Noh was with the national team for less than 10 years, quitting in 1981 after Singapore’s Malaysia Cup final loss to Selangor. But he left behind a legacy for posterity with his supreme ability and innate talent.

A key part of honing his footballing skills was the close attention of the late legendary coach Choo Seng Quee.

He turned the Tanjong Katong Secondary School star player (also a school sepak takraw stalwart) into a national icon via clubs such as Burnley United, Singapore Marble and Toa Payoh United.

The hallowed pitches of Farrer Park and Jalan Besar Stadium used to be the playgrounds for the Noh-Choo partnership to blossom, before Noh broke into the national team in the mid-70s and “lent his voice” to the deafening Kallang Roar.

Often hugging the right touchline as he made his mazy runs with the ball, his accurate crosses were the main source for strikers such as Dollah Kassim, Arshad Khamis and Quah Kim Song to poach goals.

Said Quah, 69: “He was a phenomenal winger, stylish in his movements and sensational in his deliveries.

“A quiet gentleman on and off the field, he was a disciplined player who always gave of his best.

“I salute him as an exemplary personality and a perfect national teammate.”

Samsudin Rahmat, 70, who played alongside Noh with the national team and Singapore Malays, said: “He was the ideal role model for aspiring footballers. He was a coach’s delight for he never gave any problems.

“Always well-behaved and among the first for training, Noh was a fast learner and a great buddy to his teammates.”

I had met Noh multiple times during his playing days, but never since he retired from football, even missing him at a social gathering for Malaysia Cuppers because he chose to be a recluse.


He valued privacy, so he was not a reporter’s delight in a sense, for he gave away little.

At one interview outside the Jalan Besar Stadium in the late 70s, I came away with little to report because I could hardly get past “yes” and “no” responses.

In fact, once in the office of The Straits Times, whose marketing department he worked for after his career at Malaysian Airlines System, I tried to engage him in a conversation as a colleague. Still he remained reticent, but there was a certain politeness about him.

However, volumes have been written about Noh – the poster boy of Singapore football – whose grandmother was Japanese – because he had extraordinary talent that mesmerised opponents and wooed the crowds.

Dubbed “Allan Clarke”, the inside forward of Leeds United and England fame, Noh is well remembered for scoring the winning goal from the penalty spot in the first round of a World Cup qualifier against Malaysia on March 6, 1977.

That statistic gets starker, when you consider that he has recorded more assists than goals.

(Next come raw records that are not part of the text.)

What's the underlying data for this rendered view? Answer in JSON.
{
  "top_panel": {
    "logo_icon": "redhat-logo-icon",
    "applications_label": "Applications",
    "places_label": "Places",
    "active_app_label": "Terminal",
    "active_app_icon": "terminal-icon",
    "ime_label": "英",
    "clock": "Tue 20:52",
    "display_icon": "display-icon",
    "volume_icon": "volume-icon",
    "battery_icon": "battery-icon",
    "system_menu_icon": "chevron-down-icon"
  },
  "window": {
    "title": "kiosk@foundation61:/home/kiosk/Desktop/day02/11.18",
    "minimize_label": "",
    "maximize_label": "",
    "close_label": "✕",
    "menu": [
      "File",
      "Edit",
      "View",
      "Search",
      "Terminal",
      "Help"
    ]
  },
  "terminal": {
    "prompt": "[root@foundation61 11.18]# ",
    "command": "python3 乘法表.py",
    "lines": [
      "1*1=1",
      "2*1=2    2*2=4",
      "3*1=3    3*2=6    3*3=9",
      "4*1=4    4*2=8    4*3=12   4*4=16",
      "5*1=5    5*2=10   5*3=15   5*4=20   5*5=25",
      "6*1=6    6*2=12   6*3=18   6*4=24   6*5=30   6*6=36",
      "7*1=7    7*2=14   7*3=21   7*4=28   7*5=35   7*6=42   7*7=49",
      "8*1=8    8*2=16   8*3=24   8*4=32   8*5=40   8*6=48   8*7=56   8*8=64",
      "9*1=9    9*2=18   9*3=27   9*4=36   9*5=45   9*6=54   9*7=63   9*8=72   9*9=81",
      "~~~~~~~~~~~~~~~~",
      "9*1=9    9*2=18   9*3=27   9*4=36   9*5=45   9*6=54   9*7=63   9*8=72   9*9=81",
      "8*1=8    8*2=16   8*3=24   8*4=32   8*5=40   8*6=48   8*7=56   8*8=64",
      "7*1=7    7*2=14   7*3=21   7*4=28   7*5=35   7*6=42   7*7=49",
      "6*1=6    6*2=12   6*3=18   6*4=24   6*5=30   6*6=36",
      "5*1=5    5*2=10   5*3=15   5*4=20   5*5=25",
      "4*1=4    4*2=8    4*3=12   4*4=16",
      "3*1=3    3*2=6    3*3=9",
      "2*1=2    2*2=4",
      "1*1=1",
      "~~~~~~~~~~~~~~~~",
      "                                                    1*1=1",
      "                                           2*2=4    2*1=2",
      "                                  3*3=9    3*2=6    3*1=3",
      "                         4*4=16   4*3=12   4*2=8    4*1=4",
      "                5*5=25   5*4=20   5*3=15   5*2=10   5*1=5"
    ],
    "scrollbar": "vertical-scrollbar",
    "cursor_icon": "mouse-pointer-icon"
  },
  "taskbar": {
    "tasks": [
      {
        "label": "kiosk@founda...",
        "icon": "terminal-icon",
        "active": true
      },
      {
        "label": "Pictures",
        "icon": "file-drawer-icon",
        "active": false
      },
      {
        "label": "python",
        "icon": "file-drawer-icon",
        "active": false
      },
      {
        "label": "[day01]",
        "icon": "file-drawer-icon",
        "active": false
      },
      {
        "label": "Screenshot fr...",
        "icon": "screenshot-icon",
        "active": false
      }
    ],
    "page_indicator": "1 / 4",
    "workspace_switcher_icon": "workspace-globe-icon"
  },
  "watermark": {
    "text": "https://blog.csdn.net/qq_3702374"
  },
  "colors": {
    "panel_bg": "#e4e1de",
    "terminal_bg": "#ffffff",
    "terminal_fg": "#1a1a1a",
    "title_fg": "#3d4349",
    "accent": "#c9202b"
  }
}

Quah, often the beneficiary, will vouch for that because “Noh’s telepathic floaters from the right flank have often been inch-perfect”.

That special skill does not make headlines. Goalscorers grab those, and the quiet Noh was happy to let others take the limelight.